“It really tells more of a history and hopefully it illuminates how the recent past is still important and how it affects people today,” Porter said. “I think that’s the most important thing that I hope that people take away from this is understanding trauma of discrimination and racism and lynchings and understanding how that trauma continues to reverberate today.”
Some of Vines’ guitars hung alongside works by Holley, and artists Dinah Young and Joe Minter in “We Will Walk: Art and Resistance in the American South” at England’s Turner Contemporary art gallery earlier this year.
The Greenville Museum of Art, which was scheduled to open the “Hanging Tree Guitars” exhibit on July 15, remains closed due to the coronavirus pandemic.

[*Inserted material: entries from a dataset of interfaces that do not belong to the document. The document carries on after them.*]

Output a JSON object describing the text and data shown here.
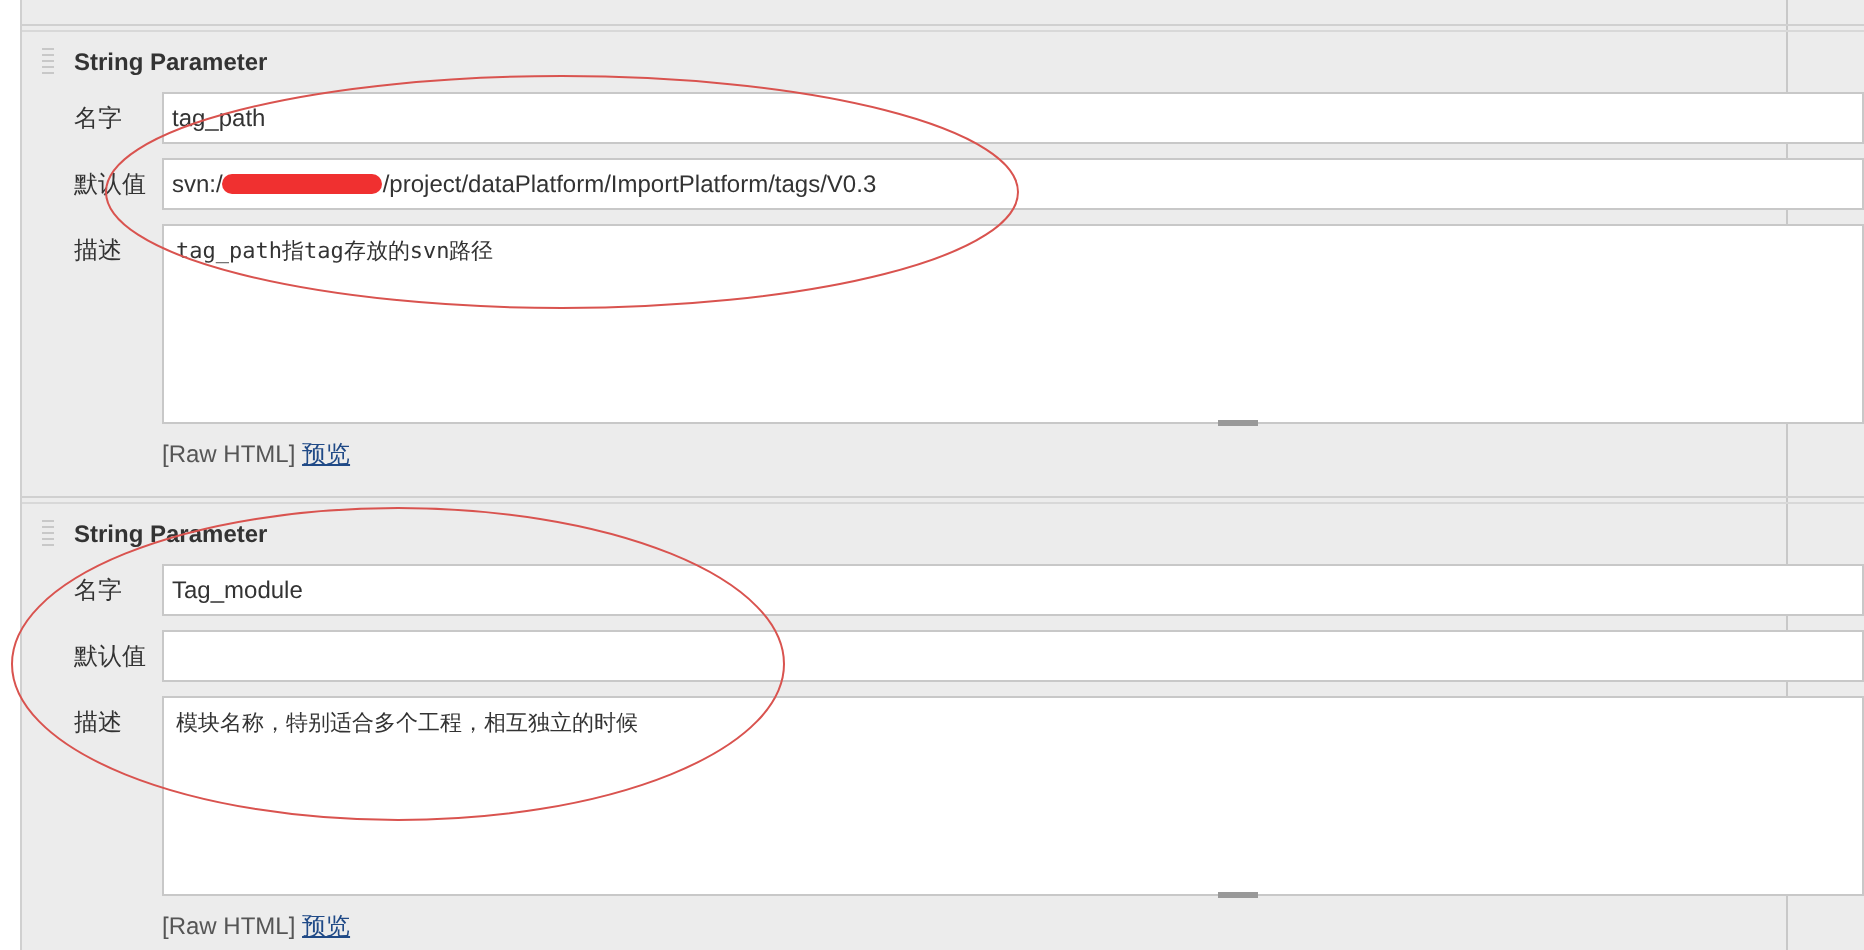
{
  "parameters": [
    {
      "title": "String Parameter",
      "highlighted": true,
      "name_label": "名字",
      "name_value": "tag_path",
      "default_label": "默认值",
      "default_value_before": "svn:/",
      "default_redacted": true,
      "default_value_after": "/project/dataPlatform/ImportPlatform/tags/V0.3",
      "description_label": "描述",
      "description": "tag_path指tag存放的svn路径",
      "raw_html": "[Raw HTML]",
      "preview_link": "预览"
    },
    {
      "title": "String Parameter",
      "highlighted": true,
      "name_label": "名字",
      "name_value": "Tag_module",
      "default_label": "默认值",
      "description_label": "描述",
      "description": "模块名称，特别适合多个工程，相互独立的时候",
      "raw_html": "[Raw HTML]",
      "preview_link": "预览"
    }
  ]
}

But Vines’ work has been hung, awaiting word from the state that restrictions on public gatherings have been loosened.
It is scheduled to remain on exhibit until Oct. 10, although concerns over COVID-19 have prompted the museum to curtail many of the events that would have been associated with the exhibit, including a series of concerts and a public dialogue.
Still, Duffy is glad to see Vines’ work, which received funding from the National Endowment for the Humanities and National Endowment for the Arts, begin its tour near his home community. Afterward, it will move to Danville and then Portsmouth, Va., for a second and third showing.
“A lot of these kind of artists’ work gets plowed under for another tobacco field,” Duffy said. “Freeman Vines is an important man, important to the landscape of our nation. I hope his voice is heard.”